Can PWFs use the same wood as the kind used in decks, or do they us a wood that is specially treated just for PWFs?
Pressure treated plywood
Southern Pine is the preferred species for PWF’s.
What is a PWF?
Preserved Wood Foundation ?
Plywood made from Southern Pine? It is the plywood that forms the main barrier against decay, right?
Stands for “Powdered Wood Foundation” Bob.
OK, sorry, I’m not an admirer of them.
The industry term invented by the people who manufacture them is “Permanent Wood Foundations”.
They might be OK if the contractor adheres strictly to the manufacturer’s recommendations, but many don’t. When contractors don’t, foundations fail. They fail by buckling and decaying.
DISCLAIM, DISCLAIM DISCLAIM!
I am just surprised they still use them.
Are we talking about the same acronym Ken…Permanent Wood Foundations?..where SP is the main species used and pretreated?
Jeff, yep… same thing. CA and AO Hem fir is used for treated lumber.
They are not uncommon in this neck of the woods, I put one in 20 years ago, and the house is still standing (I guess) My 10:00 inspection today is a PWF, I’ll take good pictures.

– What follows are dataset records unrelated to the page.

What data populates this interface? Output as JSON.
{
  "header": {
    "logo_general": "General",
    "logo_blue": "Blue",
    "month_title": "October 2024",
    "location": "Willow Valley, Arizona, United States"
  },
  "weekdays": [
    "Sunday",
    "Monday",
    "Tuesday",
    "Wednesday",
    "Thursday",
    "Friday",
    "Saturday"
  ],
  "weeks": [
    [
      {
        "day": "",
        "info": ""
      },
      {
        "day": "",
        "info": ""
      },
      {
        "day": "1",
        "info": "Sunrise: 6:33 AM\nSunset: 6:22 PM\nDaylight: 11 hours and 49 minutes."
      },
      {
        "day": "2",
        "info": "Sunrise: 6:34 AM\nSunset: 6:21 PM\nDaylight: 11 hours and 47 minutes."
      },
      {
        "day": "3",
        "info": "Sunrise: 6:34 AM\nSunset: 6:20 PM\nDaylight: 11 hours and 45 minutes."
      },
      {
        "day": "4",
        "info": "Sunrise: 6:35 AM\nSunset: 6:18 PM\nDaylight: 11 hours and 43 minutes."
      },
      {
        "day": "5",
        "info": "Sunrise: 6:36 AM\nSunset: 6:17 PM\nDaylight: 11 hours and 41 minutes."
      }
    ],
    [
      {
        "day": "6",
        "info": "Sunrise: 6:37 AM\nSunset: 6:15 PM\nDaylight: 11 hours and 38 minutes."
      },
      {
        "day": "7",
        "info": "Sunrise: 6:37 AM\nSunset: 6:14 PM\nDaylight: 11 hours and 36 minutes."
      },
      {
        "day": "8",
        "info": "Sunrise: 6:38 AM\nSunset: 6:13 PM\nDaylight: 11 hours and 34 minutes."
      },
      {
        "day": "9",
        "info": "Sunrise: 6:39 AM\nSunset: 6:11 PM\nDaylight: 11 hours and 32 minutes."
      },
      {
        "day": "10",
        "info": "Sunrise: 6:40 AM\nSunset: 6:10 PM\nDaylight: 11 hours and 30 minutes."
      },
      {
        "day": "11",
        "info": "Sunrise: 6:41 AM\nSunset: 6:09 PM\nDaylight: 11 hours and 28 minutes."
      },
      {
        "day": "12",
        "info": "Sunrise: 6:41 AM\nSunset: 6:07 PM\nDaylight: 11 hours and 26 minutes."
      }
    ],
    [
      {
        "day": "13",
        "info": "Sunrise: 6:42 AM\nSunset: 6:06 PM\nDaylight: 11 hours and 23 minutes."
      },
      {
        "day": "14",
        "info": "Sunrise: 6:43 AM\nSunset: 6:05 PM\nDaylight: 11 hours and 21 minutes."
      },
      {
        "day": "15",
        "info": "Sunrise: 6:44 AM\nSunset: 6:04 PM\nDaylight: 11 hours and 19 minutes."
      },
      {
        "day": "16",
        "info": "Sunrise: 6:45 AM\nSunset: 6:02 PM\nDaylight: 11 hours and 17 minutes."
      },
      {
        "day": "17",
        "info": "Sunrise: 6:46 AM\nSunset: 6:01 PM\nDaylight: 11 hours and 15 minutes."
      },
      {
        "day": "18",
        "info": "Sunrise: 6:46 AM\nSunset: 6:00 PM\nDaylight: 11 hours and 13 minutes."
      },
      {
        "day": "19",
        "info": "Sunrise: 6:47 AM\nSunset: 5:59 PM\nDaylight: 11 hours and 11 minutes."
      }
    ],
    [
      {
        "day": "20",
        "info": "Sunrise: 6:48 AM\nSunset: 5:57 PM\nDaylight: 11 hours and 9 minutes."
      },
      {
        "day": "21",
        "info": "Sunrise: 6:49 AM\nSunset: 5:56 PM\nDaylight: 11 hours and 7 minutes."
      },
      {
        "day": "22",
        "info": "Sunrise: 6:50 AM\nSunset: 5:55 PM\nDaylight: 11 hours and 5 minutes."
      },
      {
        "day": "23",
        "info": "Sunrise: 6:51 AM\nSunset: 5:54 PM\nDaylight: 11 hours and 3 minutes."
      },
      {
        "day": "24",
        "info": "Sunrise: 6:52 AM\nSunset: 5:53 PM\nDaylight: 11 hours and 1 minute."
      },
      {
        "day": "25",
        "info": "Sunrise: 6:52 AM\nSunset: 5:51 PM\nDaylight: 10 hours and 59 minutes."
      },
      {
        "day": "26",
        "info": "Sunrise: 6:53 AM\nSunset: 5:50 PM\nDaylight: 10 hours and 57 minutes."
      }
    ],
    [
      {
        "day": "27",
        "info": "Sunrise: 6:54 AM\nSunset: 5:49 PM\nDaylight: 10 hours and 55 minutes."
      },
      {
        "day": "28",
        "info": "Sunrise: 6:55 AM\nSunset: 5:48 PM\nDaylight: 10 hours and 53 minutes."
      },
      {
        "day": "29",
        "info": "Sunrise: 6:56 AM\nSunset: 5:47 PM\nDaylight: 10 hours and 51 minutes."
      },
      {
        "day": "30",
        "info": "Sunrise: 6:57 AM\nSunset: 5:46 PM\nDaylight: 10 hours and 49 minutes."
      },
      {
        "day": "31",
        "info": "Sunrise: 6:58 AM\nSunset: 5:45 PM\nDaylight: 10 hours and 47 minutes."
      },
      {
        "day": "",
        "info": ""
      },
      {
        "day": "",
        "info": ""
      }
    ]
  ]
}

Typically, the pressure treatment saturation point is increased for ground contact, etc.
We specialize in treated wood products. We sell wood and pressure treated lumber products to your specifications and in accordance with national and local regulations.
Most dimensional pressure treated lumber is treated to .25 or .40 pcf in ACQ. Larger dimensional lumber (2x8 and above) can be treated to .60 pcf with CCA but only for use in certain commercial construction applications. We usually recommend .60 pcf (CCA or ACQ) for freshwater use, ground contact, or extreme weather conditions, .80 CCA for government specifications or brackish (salty fresh) water, and 2.5 pcf CCA for projects in saltwater.
The term used in lumber yards is G.C. or Ground contact. Most posts are GC rated, but not all. “treated” is now a more generic term in my opinion, at least not specific enough. The term doesnt tell you if it it GC or not.
Larry, We still need to meet for coffee sometime. Summer busy?
I’m due to inspect a wooden home foundation this week. Any tips on what to look for beside detailed moisture testing and bowing.
I read some more and found what I was looking for. Should have read more first
As a point of possible interest, in very old structures in the northeast, maybe elsewhere too, you may find ground contact post and timbers hewn out of black locust. It is the densest, strongest wood in northern New England and has a natural resistance to WDO. It was used as sills and very often as fence posts. I know of one particular fence post that still is functioning which was old 50 years ago so probably 100 or so now. 50 years is what was considered working span for black locust posts of 6-8". Here the decay range for posts is ground surface down to around 16" generally so posts could be reused. Being very precious and hard to cut and work for the old timers, it was used for long term applications. It also has vicious thorns. It makes very good firewood although tricky to get burning for the novice. Black locust was taken out west and raised for timbers in mine shafts due to the properties of the species. It was sometimes used for tool handles but hornbeam was more popular due to much smaller tree diameter and similar strength.
Disclaim! Disclaim! Disclaim!
How’re you going to know if it’s rotted 6 feet down?
What did you find when you found what you were looking for?
Hi Kenton, just a note to mention that there is no such tree as hem-fir. The actual tree is Western Hemlock that supposedly has the same structural characteristics as Douglas Fir. Hemlock is the structural pressure treated lumber of choice because the treatment goes deep into the wood. Douglas Fir pretty much rejects the treatment. In PT plywood made on the west coast it is all hemlock.
You’re right David, it is Western Hemlock, but Hem-Fir was what the stamp on the pressure treated lumber said when I was in the trades in CA and CO.
Yeah Kenton, the stamp does say hem-fir. That signifies that the hemlock has the same strength characteristics as fir. Once was at the lumber yard buying some studs. The lady at the contractor counter was talking about hem-fir trees. I didn’t have the heart to tell her the real story.